Black day for democracy in Canterbury and the nation
The brief statement announcing the continued suspension of democracy at Environment Canterbury will take a place in New Zealand history. It outlines the most radical denial of voting rights that this nation has experienced in recent times - a fact that disadvantages Cantabrians and besmirches the Government.
For another four years voters will be unable to elect ECan councillors, meaning a basic right will have been denied citizens for more than half a decade. In that time, ECan will have gathered something like $450 million in rates and spent it without the input of the providers. It will without voter guidance have set the rules on the use of water, issued and denied thousands of consents, changed the province's transport system, ruled on how people heat their homes - and they are just some of the important functions in the organisation's dictatorial purview. On some of those issues, rights of appeal will continue to be curtailed.
That is objectionable not just on the theoretical ground that it is a denial of democracy but also because in practice it is faulty. Those affected by ECan's policies have a point of view and often what they say is sensible. They, after all, are the people who know what it is like to live without a log burner or how well their bus service is working or how polluted their back-paddock creek is. Their input is largely now denied, putting vital decisions entirely in the unmoderated hands of unelected commissioners and unaccountable bureaucrats.
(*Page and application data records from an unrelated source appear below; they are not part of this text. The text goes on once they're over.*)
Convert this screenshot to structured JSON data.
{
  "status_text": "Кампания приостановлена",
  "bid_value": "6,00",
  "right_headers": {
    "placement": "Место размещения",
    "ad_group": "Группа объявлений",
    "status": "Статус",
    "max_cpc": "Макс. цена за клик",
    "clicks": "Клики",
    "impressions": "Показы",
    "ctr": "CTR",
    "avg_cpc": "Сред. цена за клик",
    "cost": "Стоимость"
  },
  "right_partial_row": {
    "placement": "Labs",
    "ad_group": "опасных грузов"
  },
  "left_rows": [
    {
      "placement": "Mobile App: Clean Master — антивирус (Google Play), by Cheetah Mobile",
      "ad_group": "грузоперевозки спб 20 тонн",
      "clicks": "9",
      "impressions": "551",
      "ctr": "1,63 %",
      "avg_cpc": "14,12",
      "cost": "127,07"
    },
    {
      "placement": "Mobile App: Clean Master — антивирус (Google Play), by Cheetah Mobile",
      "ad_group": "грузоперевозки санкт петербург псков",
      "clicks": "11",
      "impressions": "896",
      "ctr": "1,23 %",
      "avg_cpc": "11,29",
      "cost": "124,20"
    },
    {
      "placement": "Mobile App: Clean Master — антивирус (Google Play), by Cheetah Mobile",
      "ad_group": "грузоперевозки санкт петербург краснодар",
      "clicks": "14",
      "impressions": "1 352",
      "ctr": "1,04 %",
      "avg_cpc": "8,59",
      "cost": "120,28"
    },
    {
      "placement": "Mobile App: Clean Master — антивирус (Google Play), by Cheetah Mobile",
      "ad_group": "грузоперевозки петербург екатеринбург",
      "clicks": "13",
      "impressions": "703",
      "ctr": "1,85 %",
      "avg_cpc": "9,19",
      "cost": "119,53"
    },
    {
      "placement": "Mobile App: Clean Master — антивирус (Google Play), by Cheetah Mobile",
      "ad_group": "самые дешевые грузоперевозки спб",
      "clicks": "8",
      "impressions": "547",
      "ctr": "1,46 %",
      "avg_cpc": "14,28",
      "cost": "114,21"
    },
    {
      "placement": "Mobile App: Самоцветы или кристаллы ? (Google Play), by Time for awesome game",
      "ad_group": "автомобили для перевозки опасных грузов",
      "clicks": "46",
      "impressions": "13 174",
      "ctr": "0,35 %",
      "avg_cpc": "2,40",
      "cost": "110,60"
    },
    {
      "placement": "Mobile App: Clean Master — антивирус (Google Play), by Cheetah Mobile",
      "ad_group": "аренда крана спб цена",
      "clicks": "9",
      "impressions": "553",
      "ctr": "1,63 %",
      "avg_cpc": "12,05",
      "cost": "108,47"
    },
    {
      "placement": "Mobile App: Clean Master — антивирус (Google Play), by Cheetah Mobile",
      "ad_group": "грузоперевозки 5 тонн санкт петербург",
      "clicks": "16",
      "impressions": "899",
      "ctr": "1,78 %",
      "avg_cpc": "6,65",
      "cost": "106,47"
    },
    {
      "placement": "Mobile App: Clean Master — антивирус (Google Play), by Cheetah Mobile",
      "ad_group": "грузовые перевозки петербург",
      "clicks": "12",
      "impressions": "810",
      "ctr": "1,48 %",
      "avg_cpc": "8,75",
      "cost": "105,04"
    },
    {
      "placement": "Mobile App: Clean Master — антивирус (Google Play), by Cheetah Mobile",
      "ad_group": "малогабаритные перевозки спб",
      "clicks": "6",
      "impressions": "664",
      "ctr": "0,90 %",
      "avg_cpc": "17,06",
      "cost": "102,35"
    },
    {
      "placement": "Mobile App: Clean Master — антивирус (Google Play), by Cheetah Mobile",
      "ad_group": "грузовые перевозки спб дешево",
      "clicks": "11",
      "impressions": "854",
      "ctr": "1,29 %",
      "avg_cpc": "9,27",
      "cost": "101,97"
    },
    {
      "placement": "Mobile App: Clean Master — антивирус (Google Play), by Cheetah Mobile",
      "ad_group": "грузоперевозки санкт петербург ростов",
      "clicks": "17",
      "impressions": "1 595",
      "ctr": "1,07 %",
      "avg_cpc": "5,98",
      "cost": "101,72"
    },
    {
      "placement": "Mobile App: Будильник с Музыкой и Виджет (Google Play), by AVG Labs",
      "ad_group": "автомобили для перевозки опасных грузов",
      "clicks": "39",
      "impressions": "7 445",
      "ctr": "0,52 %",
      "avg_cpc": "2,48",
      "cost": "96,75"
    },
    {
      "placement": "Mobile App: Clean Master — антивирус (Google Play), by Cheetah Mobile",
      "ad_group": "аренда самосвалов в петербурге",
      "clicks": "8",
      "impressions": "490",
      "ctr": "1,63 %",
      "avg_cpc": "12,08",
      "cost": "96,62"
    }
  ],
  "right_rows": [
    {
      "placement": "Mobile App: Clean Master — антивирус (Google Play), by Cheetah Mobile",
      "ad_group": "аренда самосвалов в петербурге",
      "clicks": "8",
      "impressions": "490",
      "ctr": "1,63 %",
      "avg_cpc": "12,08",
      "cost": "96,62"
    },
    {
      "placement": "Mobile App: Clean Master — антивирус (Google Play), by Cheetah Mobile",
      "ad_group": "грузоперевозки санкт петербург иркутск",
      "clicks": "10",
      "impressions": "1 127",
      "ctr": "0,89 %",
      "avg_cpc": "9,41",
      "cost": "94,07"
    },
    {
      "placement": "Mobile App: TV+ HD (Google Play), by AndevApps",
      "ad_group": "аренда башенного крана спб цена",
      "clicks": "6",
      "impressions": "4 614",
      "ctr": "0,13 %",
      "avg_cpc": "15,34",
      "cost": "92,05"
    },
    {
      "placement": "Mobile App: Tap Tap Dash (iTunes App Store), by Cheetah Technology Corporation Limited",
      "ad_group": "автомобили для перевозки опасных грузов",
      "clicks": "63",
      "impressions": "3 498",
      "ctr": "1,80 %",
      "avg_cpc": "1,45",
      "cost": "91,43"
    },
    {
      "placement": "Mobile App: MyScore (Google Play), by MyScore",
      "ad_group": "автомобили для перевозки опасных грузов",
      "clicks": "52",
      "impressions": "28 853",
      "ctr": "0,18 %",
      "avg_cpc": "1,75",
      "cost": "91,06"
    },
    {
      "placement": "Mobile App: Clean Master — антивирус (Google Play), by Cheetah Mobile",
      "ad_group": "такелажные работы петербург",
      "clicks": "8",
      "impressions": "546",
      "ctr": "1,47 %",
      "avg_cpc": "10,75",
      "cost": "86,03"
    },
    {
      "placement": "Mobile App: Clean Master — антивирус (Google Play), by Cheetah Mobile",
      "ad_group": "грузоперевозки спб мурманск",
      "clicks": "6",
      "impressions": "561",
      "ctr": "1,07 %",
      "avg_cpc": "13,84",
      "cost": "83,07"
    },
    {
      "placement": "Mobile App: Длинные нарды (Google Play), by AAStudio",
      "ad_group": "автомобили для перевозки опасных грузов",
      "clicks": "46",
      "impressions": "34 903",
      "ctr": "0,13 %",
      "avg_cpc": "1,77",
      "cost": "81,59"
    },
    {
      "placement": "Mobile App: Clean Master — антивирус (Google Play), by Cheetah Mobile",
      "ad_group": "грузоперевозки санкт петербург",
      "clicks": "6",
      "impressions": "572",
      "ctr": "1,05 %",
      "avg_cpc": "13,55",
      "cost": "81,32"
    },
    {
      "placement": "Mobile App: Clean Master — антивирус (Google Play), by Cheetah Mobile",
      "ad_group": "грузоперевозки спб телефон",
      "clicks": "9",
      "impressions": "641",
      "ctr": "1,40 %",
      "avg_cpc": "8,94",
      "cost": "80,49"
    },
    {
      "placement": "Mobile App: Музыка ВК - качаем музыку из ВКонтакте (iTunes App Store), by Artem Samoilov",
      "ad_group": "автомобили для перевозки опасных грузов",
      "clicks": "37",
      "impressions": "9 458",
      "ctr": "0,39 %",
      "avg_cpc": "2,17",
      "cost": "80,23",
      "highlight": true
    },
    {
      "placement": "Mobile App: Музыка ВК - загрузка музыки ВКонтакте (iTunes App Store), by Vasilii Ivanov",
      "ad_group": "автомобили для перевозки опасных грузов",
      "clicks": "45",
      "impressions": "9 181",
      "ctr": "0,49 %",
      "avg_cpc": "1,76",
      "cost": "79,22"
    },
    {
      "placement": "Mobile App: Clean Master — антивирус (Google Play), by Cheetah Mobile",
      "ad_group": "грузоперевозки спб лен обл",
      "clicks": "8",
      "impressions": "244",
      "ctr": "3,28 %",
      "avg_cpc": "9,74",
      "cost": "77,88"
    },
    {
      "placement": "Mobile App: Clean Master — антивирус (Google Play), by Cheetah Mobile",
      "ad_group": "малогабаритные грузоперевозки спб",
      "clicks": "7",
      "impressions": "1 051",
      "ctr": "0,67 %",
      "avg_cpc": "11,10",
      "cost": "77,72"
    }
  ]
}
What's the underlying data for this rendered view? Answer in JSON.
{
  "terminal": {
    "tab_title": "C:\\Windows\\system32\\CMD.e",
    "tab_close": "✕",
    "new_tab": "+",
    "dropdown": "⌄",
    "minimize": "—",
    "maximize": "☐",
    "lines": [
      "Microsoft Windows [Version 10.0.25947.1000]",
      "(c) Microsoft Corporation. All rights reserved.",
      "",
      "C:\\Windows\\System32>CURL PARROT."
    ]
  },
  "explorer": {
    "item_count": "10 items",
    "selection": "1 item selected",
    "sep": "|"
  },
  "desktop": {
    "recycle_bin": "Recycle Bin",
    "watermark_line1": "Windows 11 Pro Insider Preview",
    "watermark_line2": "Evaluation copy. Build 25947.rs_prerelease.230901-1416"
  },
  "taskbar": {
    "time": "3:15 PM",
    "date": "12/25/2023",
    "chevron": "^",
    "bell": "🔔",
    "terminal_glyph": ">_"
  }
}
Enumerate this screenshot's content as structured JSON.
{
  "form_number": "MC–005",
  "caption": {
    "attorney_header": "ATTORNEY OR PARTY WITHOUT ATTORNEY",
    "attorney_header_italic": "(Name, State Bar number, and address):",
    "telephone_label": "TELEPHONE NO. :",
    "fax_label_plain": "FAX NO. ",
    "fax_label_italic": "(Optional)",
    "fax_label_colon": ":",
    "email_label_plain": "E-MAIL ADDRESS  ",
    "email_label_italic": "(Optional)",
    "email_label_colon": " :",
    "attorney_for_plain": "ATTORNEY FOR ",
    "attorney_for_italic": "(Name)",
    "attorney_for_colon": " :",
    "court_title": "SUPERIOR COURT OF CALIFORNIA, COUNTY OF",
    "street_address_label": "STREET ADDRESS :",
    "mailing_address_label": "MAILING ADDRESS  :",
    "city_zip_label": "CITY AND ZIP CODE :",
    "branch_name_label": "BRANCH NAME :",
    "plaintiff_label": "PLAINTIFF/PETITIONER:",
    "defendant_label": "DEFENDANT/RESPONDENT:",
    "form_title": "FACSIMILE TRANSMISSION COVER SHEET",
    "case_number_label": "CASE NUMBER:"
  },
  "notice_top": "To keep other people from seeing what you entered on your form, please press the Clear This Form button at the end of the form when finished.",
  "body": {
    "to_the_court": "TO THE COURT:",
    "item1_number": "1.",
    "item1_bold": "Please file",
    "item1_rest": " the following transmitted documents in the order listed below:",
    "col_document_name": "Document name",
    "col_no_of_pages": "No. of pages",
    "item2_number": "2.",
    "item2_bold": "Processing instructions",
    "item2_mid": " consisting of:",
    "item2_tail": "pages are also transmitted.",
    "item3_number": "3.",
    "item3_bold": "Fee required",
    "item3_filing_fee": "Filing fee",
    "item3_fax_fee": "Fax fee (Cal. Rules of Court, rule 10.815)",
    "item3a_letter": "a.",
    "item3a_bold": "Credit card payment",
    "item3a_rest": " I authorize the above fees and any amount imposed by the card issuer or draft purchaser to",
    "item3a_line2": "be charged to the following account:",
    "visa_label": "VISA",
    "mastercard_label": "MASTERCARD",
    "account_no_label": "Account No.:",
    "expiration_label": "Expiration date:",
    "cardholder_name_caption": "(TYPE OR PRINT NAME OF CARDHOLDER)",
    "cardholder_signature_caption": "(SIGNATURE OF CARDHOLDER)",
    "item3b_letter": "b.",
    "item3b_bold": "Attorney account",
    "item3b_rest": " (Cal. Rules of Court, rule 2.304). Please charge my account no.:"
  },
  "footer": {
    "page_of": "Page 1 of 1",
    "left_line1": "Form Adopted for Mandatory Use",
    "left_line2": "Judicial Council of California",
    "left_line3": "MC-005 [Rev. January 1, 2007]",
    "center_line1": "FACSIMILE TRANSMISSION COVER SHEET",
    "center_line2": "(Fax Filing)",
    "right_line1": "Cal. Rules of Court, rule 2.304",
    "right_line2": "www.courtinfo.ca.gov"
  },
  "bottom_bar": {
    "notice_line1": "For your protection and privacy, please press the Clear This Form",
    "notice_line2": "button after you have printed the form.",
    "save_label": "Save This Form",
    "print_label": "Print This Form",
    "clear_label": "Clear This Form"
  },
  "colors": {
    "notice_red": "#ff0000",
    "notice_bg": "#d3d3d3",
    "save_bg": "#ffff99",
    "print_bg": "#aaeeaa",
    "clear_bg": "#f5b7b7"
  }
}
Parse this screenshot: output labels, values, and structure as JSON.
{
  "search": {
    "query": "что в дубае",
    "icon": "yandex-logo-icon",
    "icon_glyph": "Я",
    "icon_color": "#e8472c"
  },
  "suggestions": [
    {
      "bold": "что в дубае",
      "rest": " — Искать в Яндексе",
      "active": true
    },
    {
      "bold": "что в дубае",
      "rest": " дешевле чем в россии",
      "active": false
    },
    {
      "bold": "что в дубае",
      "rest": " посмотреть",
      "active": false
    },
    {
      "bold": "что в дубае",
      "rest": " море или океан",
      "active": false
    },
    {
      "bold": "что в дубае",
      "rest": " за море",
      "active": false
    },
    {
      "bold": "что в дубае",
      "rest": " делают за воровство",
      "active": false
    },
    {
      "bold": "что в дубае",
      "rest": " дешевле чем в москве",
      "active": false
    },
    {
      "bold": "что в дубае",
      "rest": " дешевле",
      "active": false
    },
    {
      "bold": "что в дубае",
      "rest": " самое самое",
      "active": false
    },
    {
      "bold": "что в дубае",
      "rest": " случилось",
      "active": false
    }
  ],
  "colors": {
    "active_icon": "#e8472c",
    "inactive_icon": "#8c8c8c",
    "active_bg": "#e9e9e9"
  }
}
We voters cannot hear their deliberations or fully appeal their decisions or sack them.
That the Government has prolonged this system - it is called dictatorship - is deplorable and foolish. It not only denies the province healthy administration but it strengthens a backlash against National in the province.
At the time of the original appointment of the commissioners, people were outraged, even though ECan was not popular and regarded as partly paralysed. Cantabrians hated a main branch of their democracy being removed. Had the earthquakes and the difficult and prolonged recovery not diverted the anger, National would have paid a penalty here in the 2011 general election. The anger will return now, this time with an added intensity.
Concerns about the nearly unbridled power of the Minister for Earthquake Recovery were expressed from the time he received his fiat but they were tolerated because most people realised that someone had to be firmly in charge of a challenge unparalleled in our experience. But tolerance of Czar Brownlee is now less, as the problems of the rebuild grow and greater input is desired by citizens.
Those feelings will amalgamate with the displeasure at the ECan decision and might grow to some significance and be difficult for the Government to handle. It would have been in a stronger position had it advanced a convincing case for the reappointment of commissioners, but it has failed to do so. It justifies its move by saying little more than that the commissioners have done well and are suited to continue to supervise the province as it reorganises water and transport. Why an elected council could not do that job the Government does not say. Instead, it relies on the assertion that the commissioners provide efficiency, strong governance, effectiveness, problem-solving, stability.
Those are the justifications of every tin-pot dictator, echoing the sentiments of Suva. They count as nothing against the imperative of citizens controlling their governors by means of the ballot box, the free flow of information and the right of appeal.
Condemnation would have been out of place had the Government retained the commissioners while a reorganisation of the region's local government had taken place - while that necessary thing, a greater Christchurch, was created, or while the future of all regional councils was considered. Instead, the Government has relied on the reasoning of dictators and the problems of the earthquakes to deny us democracy. It does not trust the voters.